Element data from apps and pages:
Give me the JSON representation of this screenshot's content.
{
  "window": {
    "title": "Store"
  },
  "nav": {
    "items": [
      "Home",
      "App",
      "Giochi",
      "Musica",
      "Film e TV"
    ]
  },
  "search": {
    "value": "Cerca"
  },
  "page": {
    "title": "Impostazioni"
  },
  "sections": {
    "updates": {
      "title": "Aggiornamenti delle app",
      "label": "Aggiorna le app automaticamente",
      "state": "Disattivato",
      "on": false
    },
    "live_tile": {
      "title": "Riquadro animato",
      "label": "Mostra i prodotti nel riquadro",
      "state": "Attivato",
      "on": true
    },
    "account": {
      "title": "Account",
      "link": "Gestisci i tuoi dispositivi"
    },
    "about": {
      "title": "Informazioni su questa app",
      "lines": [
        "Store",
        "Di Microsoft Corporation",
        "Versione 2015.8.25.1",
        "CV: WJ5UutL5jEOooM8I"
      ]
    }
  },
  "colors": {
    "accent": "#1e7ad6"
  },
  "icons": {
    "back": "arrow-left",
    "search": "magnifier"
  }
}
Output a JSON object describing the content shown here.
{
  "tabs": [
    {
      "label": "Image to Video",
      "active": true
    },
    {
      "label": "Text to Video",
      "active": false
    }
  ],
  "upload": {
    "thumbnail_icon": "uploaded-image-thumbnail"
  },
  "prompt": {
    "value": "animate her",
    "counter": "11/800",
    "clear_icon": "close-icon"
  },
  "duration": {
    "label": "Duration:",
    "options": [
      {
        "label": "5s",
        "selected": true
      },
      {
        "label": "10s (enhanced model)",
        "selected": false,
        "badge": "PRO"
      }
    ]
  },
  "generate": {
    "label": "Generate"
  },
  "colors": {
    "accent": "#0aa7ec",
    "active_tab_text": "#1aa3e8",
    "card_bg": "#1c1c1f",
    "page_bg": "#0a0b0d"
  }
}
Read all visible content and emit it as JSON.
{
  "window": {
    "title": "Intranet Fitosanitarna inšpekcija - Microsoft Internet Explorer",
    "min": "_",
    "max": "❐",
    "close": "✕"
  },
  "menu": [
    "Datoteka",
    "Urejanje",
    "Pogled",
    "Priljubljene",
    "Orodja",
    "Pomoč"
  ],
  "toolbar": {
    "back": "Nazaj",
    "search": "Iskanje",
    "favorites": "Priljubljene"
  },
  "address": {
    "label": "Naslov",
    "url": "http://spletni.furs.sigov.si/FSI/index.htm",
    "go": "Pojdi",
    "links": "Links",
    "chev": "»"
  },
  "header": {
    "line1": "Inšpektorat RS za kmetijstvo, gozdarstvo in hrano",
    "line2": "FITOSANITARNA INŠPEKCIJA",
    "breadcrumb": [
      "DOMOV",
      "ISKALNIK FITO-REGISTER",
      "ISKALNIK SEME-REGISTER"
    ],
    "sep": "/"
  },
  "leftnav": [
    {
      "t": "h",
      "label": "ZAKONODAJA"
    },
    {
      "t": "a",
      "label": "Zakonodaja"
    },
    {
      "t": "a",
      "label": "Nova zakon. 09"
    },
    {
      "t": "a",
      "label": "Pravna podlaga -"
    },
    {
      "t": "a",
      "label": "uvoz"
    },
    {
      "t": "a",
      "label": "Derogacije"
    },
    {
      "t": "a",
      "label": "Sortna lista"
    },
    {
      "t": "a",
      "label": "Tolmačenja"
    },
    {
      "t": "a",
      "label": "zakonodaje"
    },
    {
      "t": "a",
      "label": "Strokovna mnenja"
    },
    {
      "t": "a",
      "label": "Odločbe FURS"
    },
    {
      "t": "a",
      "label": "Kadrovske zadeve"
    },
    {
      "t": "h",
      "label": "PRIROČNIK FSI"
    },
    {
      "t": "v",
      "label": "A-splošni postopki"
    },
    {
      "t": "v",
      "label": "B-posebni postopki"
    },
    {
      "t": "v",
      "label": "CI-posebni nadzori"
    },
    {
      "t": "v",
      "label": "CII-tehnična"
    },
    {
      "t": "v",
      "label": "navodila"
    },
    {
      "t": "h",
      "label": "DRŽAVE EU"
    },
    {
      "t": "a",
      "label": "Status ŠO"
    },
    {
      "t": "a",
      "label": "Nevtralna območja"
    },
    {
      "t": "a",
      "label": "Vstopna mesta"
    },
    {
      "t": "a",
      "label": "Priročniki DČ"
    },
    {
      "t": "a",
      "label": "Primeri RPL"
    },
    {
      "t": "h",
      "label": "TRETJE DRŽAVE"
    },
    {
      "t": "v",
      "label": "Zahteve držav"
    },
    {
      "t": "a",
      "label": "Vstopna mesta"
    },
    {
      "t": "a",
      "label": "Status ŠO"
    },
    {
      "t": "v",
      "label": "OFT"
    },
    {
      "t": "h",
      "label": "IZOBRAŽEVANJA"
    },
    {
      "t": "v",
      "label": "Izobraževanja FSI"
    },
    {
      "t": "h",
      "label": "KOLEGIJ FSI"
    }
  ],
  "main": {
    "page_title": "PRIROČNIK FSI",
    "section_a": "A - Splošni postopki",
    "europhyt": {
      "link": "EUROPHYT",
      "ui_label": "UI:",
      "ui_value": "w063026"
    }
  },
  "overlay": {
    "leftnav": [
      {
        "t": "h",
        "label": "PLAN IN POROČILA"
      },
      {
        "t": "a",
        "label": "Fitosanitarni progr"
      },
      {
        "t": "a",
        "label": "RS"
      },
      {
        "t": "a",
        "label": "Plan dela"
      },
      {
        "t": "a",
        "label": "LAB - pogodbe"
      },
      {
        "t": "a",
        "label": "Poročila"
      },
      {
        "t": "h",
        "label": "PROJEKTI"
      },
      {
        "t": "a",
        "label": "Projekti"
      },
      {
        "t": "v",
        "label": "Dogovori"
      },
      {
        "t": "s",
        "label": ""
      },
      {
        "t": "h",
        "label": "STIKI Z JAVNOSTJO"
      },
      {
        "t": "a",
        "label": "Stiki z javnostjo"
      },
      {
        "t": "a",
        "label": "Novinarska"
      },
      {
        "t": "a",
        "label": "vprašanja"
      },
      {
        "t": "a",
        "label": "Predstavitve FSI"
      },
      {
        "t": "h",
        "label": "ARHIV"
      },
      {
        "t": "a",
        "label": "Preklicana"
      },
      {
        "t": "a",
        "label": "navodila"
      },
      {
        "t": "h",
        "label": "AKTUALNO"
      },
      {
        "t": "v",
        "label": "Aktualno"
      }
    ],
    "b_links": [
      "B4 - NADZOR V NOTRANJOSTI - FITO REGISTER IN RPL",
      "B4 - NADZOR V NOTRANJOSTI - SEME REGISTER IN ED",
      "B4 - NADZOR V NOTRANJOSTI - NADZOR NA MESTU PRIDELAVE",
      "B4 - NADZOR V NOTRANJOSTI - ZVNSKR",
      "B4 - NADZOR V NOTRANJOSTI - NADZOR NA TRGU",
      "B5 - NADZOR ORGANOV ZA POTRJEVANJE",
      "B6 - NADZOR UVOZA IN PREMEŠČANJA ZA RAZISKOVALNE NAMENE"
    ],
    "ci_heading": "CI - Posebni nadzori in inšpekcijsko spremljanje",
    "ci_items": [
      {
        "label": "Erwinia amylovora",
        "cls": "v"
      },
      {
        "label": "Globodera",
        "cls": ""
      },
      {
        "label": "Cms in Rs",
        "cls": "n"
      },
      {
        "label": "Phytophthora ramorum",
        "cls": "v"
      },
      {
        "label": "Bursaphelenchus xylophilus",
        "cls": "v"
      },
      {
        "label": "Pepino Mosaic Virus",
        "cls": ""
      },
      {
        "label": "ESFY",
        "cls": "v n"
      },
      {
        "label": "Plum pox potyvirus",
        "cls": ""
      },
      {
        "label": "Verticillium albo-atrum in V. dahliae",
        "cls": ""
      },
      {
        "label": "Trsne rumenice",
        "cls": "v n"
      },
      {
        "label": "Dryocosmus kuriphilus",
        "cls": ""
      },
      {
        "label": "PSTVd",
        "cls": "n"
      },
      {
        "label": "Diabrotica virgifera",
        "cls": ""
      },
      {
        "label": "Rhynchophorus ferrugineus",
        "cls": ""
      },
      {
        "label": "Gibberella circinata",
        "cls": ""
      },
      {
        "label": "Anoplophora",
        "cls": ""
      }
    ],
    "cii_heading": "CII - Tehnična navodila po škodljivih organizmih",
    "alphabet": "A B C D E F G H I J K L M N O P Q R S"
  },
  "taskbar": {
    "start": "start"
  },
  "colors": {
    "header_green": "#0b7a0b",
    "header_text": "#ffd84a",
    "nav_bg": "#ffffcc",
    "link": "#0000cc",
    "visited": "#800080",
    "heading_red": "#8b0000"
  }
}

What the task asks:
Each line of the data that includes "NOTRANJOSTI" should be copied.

Answer for the task:
      "B4 - NADZOR V NOTRANJOSTI - FITO REGISTER IN RPL",
      "B4 - NADZOR V NOTRANJOSTI - SEME REGISTER IN ED",
      "B4 - NADZOR V NOTRANJOSTI - NADZOR NA MESTU PRIDELAVE",
      "B4 - NADZOR V NOTRANJOSTI - ZVNSKR",
      "B4 - NADZOR V NOTRANJOSTI - NADZOR NA TRGU",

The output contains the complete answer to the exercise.